Posted March 23, 2012
Chapel Hill, N.C. — One day before state regulators hold a public hearing in Chapel Hill on natural gas exploration in central North Carolina, the Chapel Hill Town Council plans to discuss Monday taking a stance against a controversial drilling method.
The council is expected to vote on a resolution opposing hydraulic fracturing in the region because of risks posed to Jordan Lake.
The process, also known as "fracking," involves drilling horizontally into underground deposits of shale and then pumping a high-pressure mix of water and chemicals into a well to break apart the rock and release natural gas.
The draft resolution notes that Jordan Lake serves as an "insurance policy" for area water needs during droughts and that fracking, which requires millions of gallons of water, could exacerbate the water shortages the region has seen in recent years during prolonged dry spells.
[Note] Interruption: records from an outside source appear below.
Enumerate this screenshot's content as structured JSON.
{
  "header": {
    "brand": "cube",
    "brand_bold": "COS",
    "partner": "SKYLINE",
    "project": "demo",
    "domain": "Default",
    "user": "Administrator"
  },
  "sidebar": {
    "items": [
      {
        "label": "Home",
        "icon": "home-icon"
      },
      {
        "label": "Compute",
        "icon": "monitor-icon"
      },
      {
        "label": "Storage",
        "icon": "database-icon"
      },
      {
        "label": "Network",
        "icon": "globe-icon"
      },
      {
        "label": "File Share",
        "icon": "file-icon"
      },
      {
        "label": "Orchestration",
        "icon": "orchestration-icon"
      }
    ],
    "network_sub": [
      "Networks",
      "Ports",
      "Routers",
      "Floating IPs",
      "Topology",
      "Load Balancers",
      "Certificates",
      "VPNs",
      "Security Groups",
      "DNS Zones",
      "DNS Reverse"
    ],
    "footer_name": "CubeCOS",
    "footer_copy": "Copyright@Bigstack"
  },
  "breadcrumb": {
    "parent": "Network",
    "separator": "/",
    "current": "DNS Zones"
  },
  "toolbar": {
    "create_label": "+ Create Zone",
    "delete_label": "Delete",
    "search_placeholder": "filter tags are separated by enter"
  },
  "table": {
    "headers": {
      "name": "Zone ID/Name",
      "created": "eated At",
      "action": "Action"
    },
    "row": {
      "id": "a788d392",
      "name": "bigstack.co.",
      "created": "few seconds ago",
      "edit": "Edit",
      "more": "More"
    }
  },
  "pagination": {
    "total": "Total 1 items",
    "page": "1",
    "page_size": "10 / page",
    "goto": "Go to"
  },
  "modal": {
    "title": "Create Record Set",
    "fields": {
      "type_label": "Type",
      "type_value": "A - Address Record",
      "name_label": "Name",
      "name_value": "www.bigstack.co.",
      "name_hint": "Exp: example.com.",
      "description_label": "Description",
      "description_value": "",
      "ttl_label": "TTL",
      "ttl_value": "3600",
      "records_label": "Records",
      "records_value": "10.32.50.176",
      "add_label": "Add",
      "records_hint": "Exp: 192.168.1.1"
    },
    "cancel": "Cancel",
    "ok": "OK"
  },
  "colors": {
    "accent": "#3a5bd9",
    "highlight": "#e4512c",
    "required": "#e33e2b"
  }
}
The resolution also notes that there are no viable options to dispose of the wastewater produced by fracking and that area treatment plants aren't equipped to handle it.
Other area towns, including Creedmoor, have gone beyond resolutions in recent months and adopted ordinances in an effort to keep out gas wells.
The state Department of Environment and Natural Resources issued a draft report last week saying that regulators believe fracking can be done safely in North Carolina if proper safeguards are put in place first. Those include collecting baseline data for water and air quality, setting setback requirements around drill sites and standards for waste disposal and requiring full disclosure of the chemicals used in the fracking process.
DENR is expected to hand its final report over to state lawmakers in May. Agency officials plan to hear from area residents Tuesday night in Chapel Hill.